Listed entries Start Marker

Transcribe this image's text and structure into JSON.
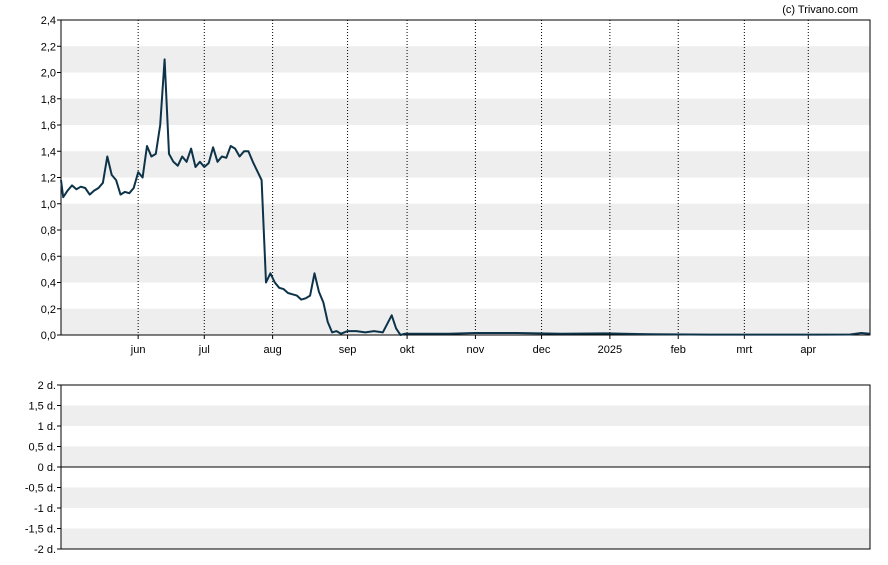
{
  "credit": "(c) Trivano.com",
  "colors": {
    "line": "#0d3349",
    "band": "#eeeeee",
    "frame": "#000000",
    "vgrid": "#000000",
    "zero_line": "#000000"
  },
  "chart_data": [
    {
      "type": "line",
      "title": "",
      "xlabel": "",
      "ylabel": "",
      "ylim": [
        0,
        2.4
      ],
      "yticks": [
        "0,0",
        "0,2",
        "0,4",
        "0,6",
        "0,8",
        "1,0",
        "1,2",
        "1,4",
        "1,6",
        "1,8",
        "2,0",
        "2,2",
        "2,4"
      ],
      "xlim": [
        "2024-04-27",
        "2025-04-29"
      ],
      "xticks": [
        {
          "date": "2024-06-01",
          "label": "jun"
        },
        {
          "date": "2024-07-01",
          "label": "jul"
        },
        {
          "date": "2024-08-01",
          "label": "aug"
        },
        {
          "date": "2024-09-04",
          "label": "sep"
        },
        {
          "date": "2024-10-01",
          "label": "okt"
        },
        {
          "date": "2024-11-01",
          "label": "nov"
        },
        {
          "date": "2024-12-01",
          "label": "dec"
        },
        {
          "date": "2025-01-01",
          "label": "2025"
        },
        {
          "date": "2025-02-01",
          "label": "feb"
        },
        {
          "date": "2025-03-03",
          "label": "mrt"
        },
        {
          "date": "2025-04-01",
          "label": "apr"
        }
      ],
      "grid": "alternating horizontal bands, dotted vertical lines at month ticks",
      "series": [
        {
          "x": [
            "2024-04-27",
            "2024-04-28",
            "2024-04-30",
            "2024-05-02",
            "2024-05-04",
            "2024-05-06",
            "2024-05-08",
            "2024-05-10",
            "2024-05-12",
            "2024-05-14",
            "2024-05-16",
            "2024-05-18",
            "2024-05-20",
            "2024-05-22",
            "2024-05-24",
            "2024-05-26",
            "2024-05-28",
            "2024-05-30",
            "2024-06-01",
            "2024-06-03",
            "2024-06-05",
            "2024-06-07",
            "2024-06-09",
            "2024-06-11",
            "2024-06-13",
            "2024-06-15",
            "2024-06-17",
            "2024-06-19",
            "2024-06-21",
            "2024-06-23",
            "2024-06-25",
            "2024-06-27",
            "2024-06-29",
            "2024-07-01",
            "2024-07-03",
            "2024-07-05",
            "2024-07-07",
            "2024-07-09",
            "2024-07-11",
            "2024-07-13",
            "2024-07-15",
            "2024-07-17",
            "2024-07-19",
            "2024-07-21",
            "2024-07-23",
            "2024-07-25",
            "2024-07-27",
            "2024-07-29",
            "2024-07-31",
            "2024-08-02",
            "2024-08-04",
            "2024-08-06",
            "2024-08-08",
            "2024-08-10",
            "2024-08-12",
            "2024-08-14",
            "2024-08-16",
            "2024-08-18",
            "2024-08-20",
            "2024-08-22",
            "2024-08-24",
            "2024-08-26",
            "2024-08-28",
            "2024-08-30",
            "2024-09-01",
            "2024-09-04",
            "2024-09-08",
            "2024-09-12",
            "2024-09-16",
            "2024-09-20",
            "2024-09-24",
            "2024-09-26",
            "2024-09-28",
            "2024-09-30",
            "2024-10-02",
            "2024-10-10",
            "2024-10-20",
            "2024-11-01",
            "2024-11-20",
            "2024-12-10",
            "2024-12-30",
            "2025-01-20",
            "2025-02-15",
            "2025-03-10",
            "2025-04-05",
            "2025-04-20",
            "2025-04-25",
            "2025-04-29"
          ],
          "values": [
            1.18,
            1.05,
            1.1,
            1.14,
            1.11,
            1.13,
            1.12,
            1.07,
            1.1,
            1.12,
            1.16,
            1.36,
            1.22,
            1.18,
            1.07,
            1.09,
            1.08,
            1.12,
            1.24,
            1.2,
            1.44,
            1.36,
            1.38,
            1.6,
            2.1,
            1.38,
            1.32,
            1.29,
            1.36,
            1.32,
            1.42,
            1.28,
            1.32,
            1.28,
            1.31,
            1.43,
            1.32,
            1.36,
            1.35,
            1.44,
            1.42,
            1.36,
            1.4,
            1.4,
            1.32,
            1.25,
            1.18,
            0.4,
            0.47,
            0.4,
            0.36,
            0.35,
            0.32,
            0.31,
            0.3,
            0.27,
            0.28,
            0.3,
            0.47,
            0.33,
            0.25,
            0.1,
            0.02,
            0.03,
            0.01,
            0.03,
            0.03,
            0.02,
            0.03,
            0.02,
            0.15,
            0.05,
            0.0,
            0.01,
            0.01,
            0.01,
            0.01,
            0.015,
            0.015,
            0.01,
            0.012,
            0.005,
            0.003,
            0.003,
            0.003,
            0.004,
            0.015,
            0.01
          ]
        }
      ]
    },
    {
      "type": "line",
      "title": "",
      "ylim": [
        -2,
        2
      ],
      "yticks": [
        "2 d.",
        "1,5 d.",
        "1 d.",
        "0,5 d.",
        "0 d.",
        "-0,5 d.",
        "-1 d.",
        "-1,5 d.",
        "-2 d."
      ],
      "grid": "alternating horizontal bands, solid zero line",
      "series": []
    }
  ]
}
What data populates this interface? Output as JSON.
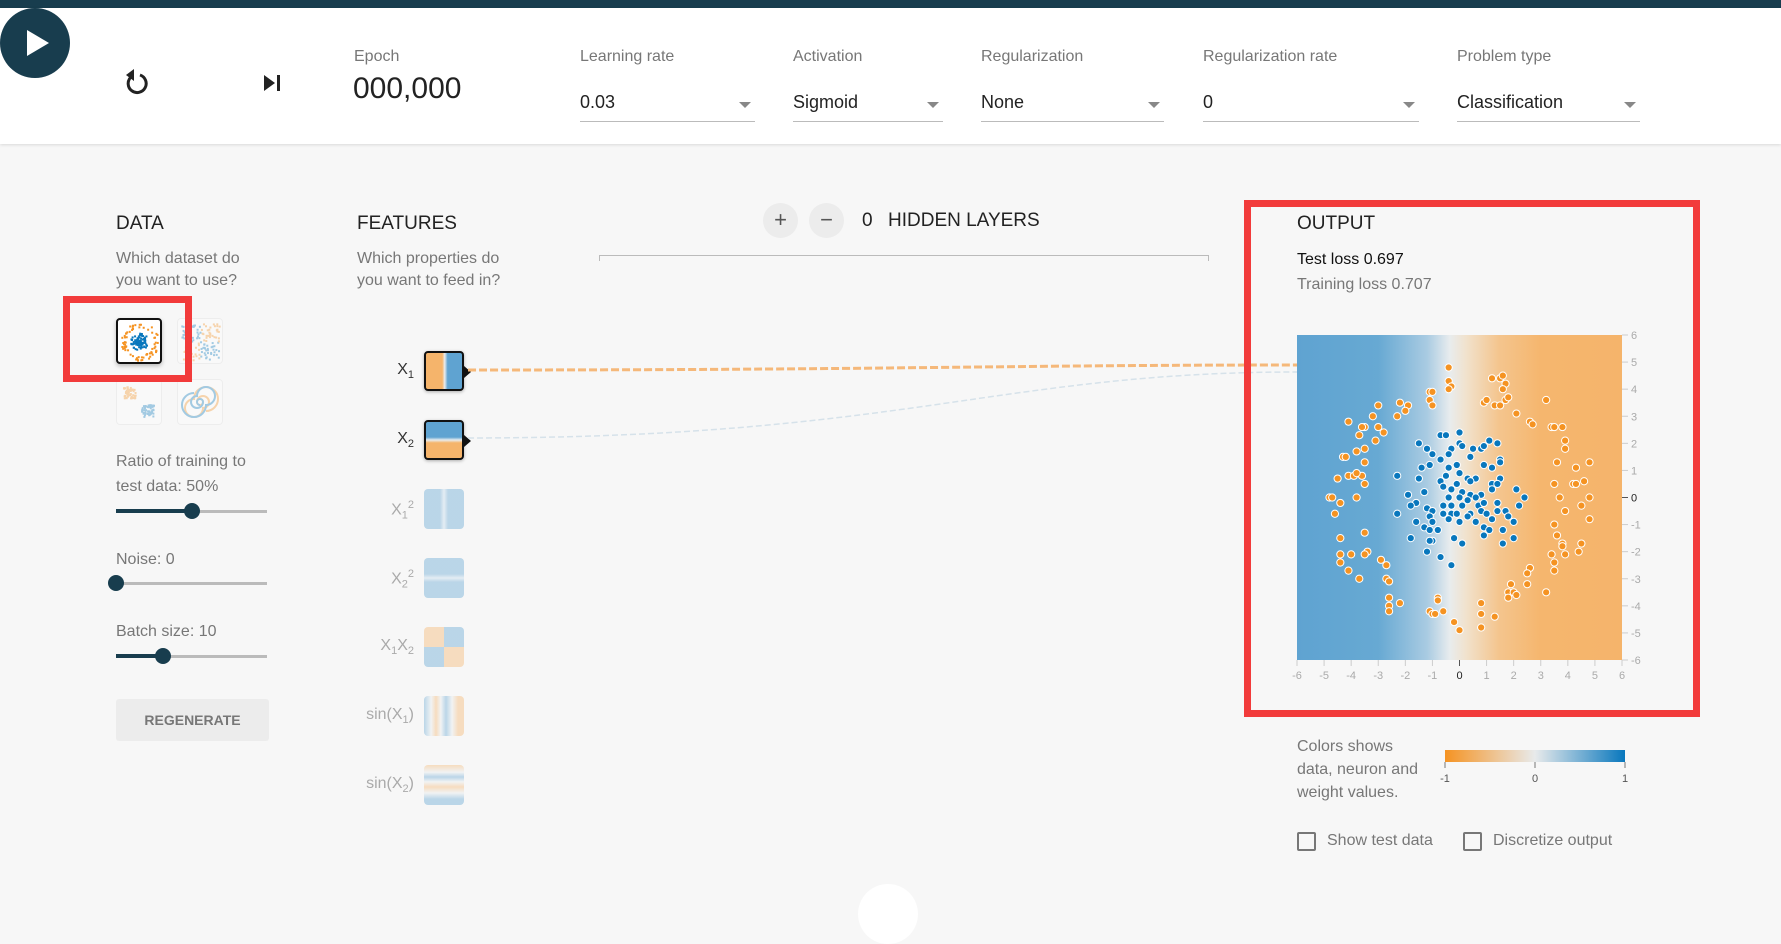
{
  "header": {
    "reset_icon": "reset-icon",
    "play_icon": "play-icon",
    "step_icon": "step-forward-icon",
    "epoch_label": "Epoch",
    "epoch_value": "000,000",
    "controls": [
      {
        "label": "Learning rate",
        "value": "0.03"
      },
      {
        "label": "Activation",
        "value": "Sigmoid"
      },
      {
        "label": "Regularization",
        "value": "None"
      },
      {
        "label": "Regularization rate",
        "value": "0"
      },
      {
        "label": "Problem type",
        "value": "Classification"
      }
    ]
  },
  "data_panel": {
    "title": "DATA",
    "subtitle_line1": "Which dataset do",
    "subtitle_line2": "you want to use?",
    "datasets": [
      {
        "name": "circle",
        "selected": true
      },
      {
        "name": "exclusive-or",
        "selected": false
      },
      {
        "name": "gaussian",
        "selected": false
      },
      {
        "name": "spiral",
        "selected": false
      }
    ],
    "ratio_label_line1": "Ratio of training to",
    "ratio_label_line2": "test data:  50%",
    "ratio_value_percent": 50,
    "noise_label": "Noise:  0",
    "noise_value": 0,
    "noise_max": 50,
    "batch_label": "Batch size:  10",
    "batch_value": 10,
    "batch_min": 1,
    "batch_max": 30,
    "regenerate_label": "REGENERATE"
  },
  "features_panel": {
    "title": "FEATURES",
    "subtitle_line1": "Which properties do",
    "subtitle_line2": "you want to feed in?",
    "features": [
      {
        "id": "x1",
        "base": "X",
        "sub": "1",
        "sup": "",
        "active": true
      },
      {
        "id": "x2",
        "base": "X",
        "sub": "2",
        "sup": "",
        "active": true
      },
      {
        "id": "x1sq",
        "base": "X",
        "sub": "1",
        "sup": "2",
        "active": false
      },
      {
        "id": "x2sq",
        "base": "X",
        "sub": "2",
        "sup": "2",
        "active": false
      },
      {
        "id": "x1x2",
        "base": "X1X2",
        "sub": "",
        "sup": "",
        "active": false
      },
      {
        "id": "sinx1",
        "base": "sin(X",
        "sub": "1",
        "sup": "",
        "active": false
      },
      {
        "id": "sinx2",
        "base": "sin(X",
        "sub": "2",
        "sup": "",
        "active": false
      }
    ]
  },
  "network": {
    "add_layer_icon": "plus-icon",
    "remove_layer_icon": "minus-icon",
    "hidden_layers_count": "0",
    "hidden_layers_label": "HIDDEN LAYERS"
  },
  "output_panel": {
    "title": "OUTPUT",
    "test_loss": "Test loss 0.697",
    "training_loss": "Training loss 0.707",
    "legend_text_line1": "Colors shows",
    "legend_text_line2": "data, neuron and",
    "legend_text_line3": "weight values.",
    "legend_ticks": [
      "-1",
      "0",
      "1"
    ],
    "show_test_data_label": "Show test data",
    "show_test_data_checked": false,
    "discretize_label": "Discretize output",
    "discretize_checked": false
  },
  "colors": {
    "accent": "#183d4e",
    "orange": "#f59322",
    "blue": "#0877bd",
    "highlight": "#f23b3b"
  },
  "chart_data": {
    "type": "scatter",
    "title": "",
    "xlabel": "",
    "ylabel": "",
    "xlim": [
      -6,
      6
    ],
    "ylim": [
      -6,
      6
    ],
    "x_ticks": [
      "-6",
      "-5",
      "-4",
      "-3",
      "-2",
      "-1",
      "0",
      "1",
      "2",
      "3",
      "4",
      "5",
      "6"
    ],
    "y_ticks": [
      "6",
      "5",
      "4",
      "3",
      "2",
      "1",
      "0",
      "-1",
      "-2",
      "-3",
      "-4",
      "-5",
      "-6"
    ],
    "background": "decision boundary: blue (left, x<0) to orange (right, x>0), boundary near x≈0",
    "series": [
      {
        "name": "class 1 (inner, blue)",
        "color": "#0877bd",
        "points": [
          [
            0.0,
            2.4
          ],
          [
            -0.7,
            2.3
          ],
          [
            -0.5,
            2.3
          ],
          [
            -1.5,
            2.0
          ],
          [
            0.0,
            2.0
          ],
          [
            0.1,
            1.9
          ],
          [
            -0.3,
            1.8
          ],
          [
            0.5,
            1.8
          ],
          [
            0.8,
            1.8
          ],
          [
            0.9,
            1.9
          ],
          [
            1.1,
            2.1
          ],
          [
            1.4,
            2.0
          ],
          [
            -1.2,
            1.8
          ],
          [
            -1.0,
            1.6
          ],
          [
            -0.4,
            1.6
          ],
          [
            -0.7,
            1.4
          ],
          [
            0.4,
            1.5
          ],
          [
            1.5,
            1.4
          ],
          [
            1.5,
            1.3
          ],
          [
            -1.4,
            1.1
          ],
          [
            -1.1,
            1.2
          ],
          [
            -0.4,
            1.1
          ],
          [
            -0.1,
            1.2
          ],
          [
            0.9,
            1.2
          ],
          [
            1.2,
            1.1
          ],
          [
            -2.3,
            0.8
          ],
          [
            -1.5,
            0.7
          ],
          [
            -0.7,
            0.6
          ],
          [
            -0.5,
            0.8
          ],
          [
            0.0,
            0.9
          ],
          [
            0.3,
            0.7
          ],
          [
            0.6,
            0.7
          ],
          [
            1.5,
            0.7
          ],
          [
            -0.6,
            0.4
          ],
          [
            -0.1,
            0.5
          ],
          [
            0.4,
            0.6
          ],
          [
            1.2,
            0.5
          ],
          [
            1.4,
            0.5
          ],
          [
            -1.9,
            0.1
          ],
          [
            -1.3,
            0.2
          ],
          [
            -0.3,
            0.3
          ],
          [
            0.1,
            0.2
          ],
          [
            0.4,
            0.1
          ],
          [
            0.8,
            0.1
          ],
          [
            1.2,
            0.3
          ],
          [
            2.1,
            0.3
          ],
          [
            2.4,
            0.0
          ],
          [
            -0.4,
            0.0
          ],
          [
            0.0,
            0.0
          ],
          [
            0.3,
            -0.1
          ],
          [
            0.6,
            0.0
          ],
          [
            -1.6,
            -0.2
          ],
          [
            -1.2,
            -0.4
          ],
          [
            -0.6,
            -0.3
          ],
          [
            -0.3,
            -0.3
          ],
          [
            0.1,
            -0.3
          ],
          [
            0.7,
            -0.3
          ],
          [
            0.9,
            -0.2
          ],
          [
            1.4,
            -0.2
          ],
          [
            2.2,
            -0.3
          ],
          [
            -1.8,
            -0.3
          ],
          [
            -1.0,
            -0.5
          ],
          [
            -0.3,
            -0.6
          ],
          [
            0.4,
            -0.6
          ],
          [
            0.8,
            -0.5
          ],
          [
            1.4,
            -0.5
          ],
          [
            1.7,
            -0.5
          ],
          [
            -2.3,
            -0.6
          ],
          [
            -1.1,
            -0.7
          ],
          [
            -0.6,
            -0.6
          ],
          [
            -0.1,
            -0.6
          ],
          [
            0.3,
            -0.7
          ],
          [
            1.0,
            -0.6
          ],
          [
            1.8,
            -0.7
          ],
          [
            -1.6,
            -0.9
          ],
          [
            -1.0,
            -0.9
          ],
          [
            -0.4,
            -0.8
          ],
          [
            0.0,
            -0.9
          ],
          [
            0.6,
            -0.9
          ],
          [
            1.2,
            -0.8
          ],
          [
            2.0,
            -0.9
          ],
          [
            -1.3,
            -1.1
          ],
          [
            -1.1,
            -1.2
          ],
          [
            -0.8,
            -1.2
          ],
          [
            0.9,
            -1.1
          ],
          [
            1.1,
            -1.2
          ],
          [
            1.6,
            -1.2
          ],
          [
            -1.8,
            -1.5
          ],
          [
            -1.0,
            -1.6
          ],
          [
            -1.1,
            -1.6
          ],
          [
            -0.2,
            -1.5
          ],
          [
            0.1,
            -1.7
          ],
          [
            1.6,
            -1.7
          ],
          [
            2.0,
            -1.5
          ],
          [
            -1.2,
            -2.0
          ],
          [
            -0.7,
            -2.2
          ],
          [
            -0.3,
            -2.5
          ],
          [
            0.9,
            -1.4
          ]
        ]
      },
      {
        "name": "class -1 (outer ring, orange)",
        "color": "#f59322",
        "points": [
          [
            -0.4,
            4.8
          ],
          [
            -0.4,
            4.3
          ],
          [
            -0.3,
            4.1
          ],
          [
            -0.4,
            4.0
          ],
          [
            -1.1,
            3.9
          ],
          [
            -1.0,
            3.9
          ],
          [
            -1.1,
            3.6
          ],
          [
            -1.0,
            3.4
          ],
          [
            1.2,
            4.4
          ],
          [
            1.5,
            4.4
          ],
          [
            1.6,
            4.5
          ],
          [
            1.7,
            4.2
          ],
          [
            1.6,
            4.0
          ],
          [
            1.7,
            3.6
          ],
          [
            1.8,
            3.7
          ],
          [
            0.9,
            3.5
          ],
          [
            1.0,
            3.6
          ],
          [
            1.3,
            3.4
          ],
          [
            1.5,
            3.4
          ],
          [
            2.1,
            3.1
          ],
          [
            3.2,
            3.6
          ],
          [
            -3.0,
            3.4
          ],
          [
            -2.2,
            3.5
          ],
          [
            -1.9,
            3.4
          ],
          [
            -2.0,
            3.2
          ],
          [
            -2.3,
            3.0
          ],
          [
            -3.2,
            3.0
          ],
          [
            -4.1,
            2.8
          ],
          [
            -3.0,
            2.6
          ],
          [
            -3.5,
            2.6
          ],
          [
            -3.6,
            2.6
          ],
          [
            -2.8,
            2.4
          ],
          [
            -3.7,
            2.3
          ],
          [
            -3.1,
            2.1
          ],
          [
            2.6,
            2.8
          ],
          [
            2.7,
            2.7
          ],
          [
            3.4,
            2.6
          ],
          [
            3.5,
            2.6
          ],
          [
            3.8,
            2.6
          ],
          [
            3.9,
            2.1
          ],
          [
            3.9,
            1.8
          ],
          [
            -3.5,
            1.8
          ],
          [
            -3.8,
            1.7
          ],
          [
            -4.3,
            1.5
          ],
          [
            -4.2,
            1.5
          ],
          [
            -3.5,
            1.3
          ],
          [
            3.6,
            1.3
          ],
          [
            4.3,
            1.1
          ],
          [
            4.8,
            1.3
          ],
          [
            -4.5,
            0.7
          ],
          [
            -4.1,
            0.8
          ],
          [
            -3.9,
            0.8
          ],
          [
            -3.6,
            0.8
          ],
          [
            -3.5,
            0.5
          ],
          [
            -3.8,
            0.9
          ],
          [
            3.5,
            0.5
          ],
          [
            4.2,
            0.5
          ],
          [
            4.3,
            0.5
          ],
          [
            4.6,
            0.6
          ],
          [
            -4.8,
            0.0
          ],
          [
            -4.7,
            0.0
          ],
          [
            -3.8,
            0.0
          ],
          [
            -4.4,
            -0.2
          ],
          [
            3.7,
            0.0
          ],
          [
            4.8,
            0.0
          ],
          [
            4.5,
            -0.3
          ],
          [
            -4.6,
            -0.6
          ],
          [
            3.9,
            -0.5
          ],
          [
            4.8,
            -0.8
          ],
          [
            3.5,
            -1.0
          ],
          [
            -3.5,
            -1.3
          ],
          [
            -4.4,
            -1.5
          ],
          [
            3.6,
            -1.4
          ],
          [
            3.8,
            -1.7
          ],
          [
            3.8,
            -1.8
          ],
          [
            4.5,
            -1.7
          ],
          [
            -3.4,
            -2.0
          ],
          [
            -4.4,
            -2.1
          ],
          [
            -4.0,
            -2.1
          ],
          [
            -3.5,
            -2.1
          ],
          [
            3.4,
            -2.1
          ],
          [
            3.9,
            -2.1
          ],
          [
            4.4,
            -2.0
          ],
          [
            -4.4,
            -2.4
          ],
          [
            -2.9,
            -2.3
          ],
          [
            -2.7,
            -2.5
          ],
          [
            3.5,
            -2.4
          ],
          [
            -4.1,
            -2.7
          ],
          [
            3.5,
            -2.7
          ],
          [
            2.6,
            -2.6
          ],
          [
            2.5,
            -2.8
          ],
          [
            -3.7,
            -3.0
          ],
          [
            -2.7,
            -3.0
          ],
          [
            -2.6,
            -3.1
          ],
          [
            2.5,
            -3.2
          ],
          [
            1.9,
            -3.2
          ],
          [
            1.8,
            -3.5
          ],
          [
            2.0,
            -3.5
          ],
          [
            3.2,
            -3.5
          ],
          [
            1.8,
            -3.7
          ],
          [
            2.1,
            -3.6
          ],
          [
            -2.6,
            -3.7
          ],
          [
            -2.6,
            -4.0
          ],
          [
            -2.2,
            -3.9
          ],
          [
            -0.8,
            -3.7
          ],
          [
            -0.8,
            -3.8
          ],
          [
            0.8,
            -3.9
          ],
          [
            -2.6,
            -4.2
          ],
          [
            -1.1,
            -4.2
          ],
          [
            -1.0,
            -4.3
          ],
          [
            -0.9,
            -4.3
          ],
          [
            -0.6,
            -4.2
          ],
          [
            0.8,
            -4.3
          ],
          [
            1.3,
            -4.4
          ],
          [
            -0.2,
            -4.6
          ],
          [
            0.8,
            -4.8
          ],
          [
            0.0,
            -4.9
          ]
        ]
      }
    ]
  }
}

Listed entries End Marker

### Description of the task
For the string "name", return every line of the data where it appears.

### Exercise result
        "name": "circle",
        "name": "exclusive-or",
        "name": "gaussian",
        "name": "spiral",
        "name": "class 1 (inner, blue)",
        "name": "class -1 (outer ring, orange)",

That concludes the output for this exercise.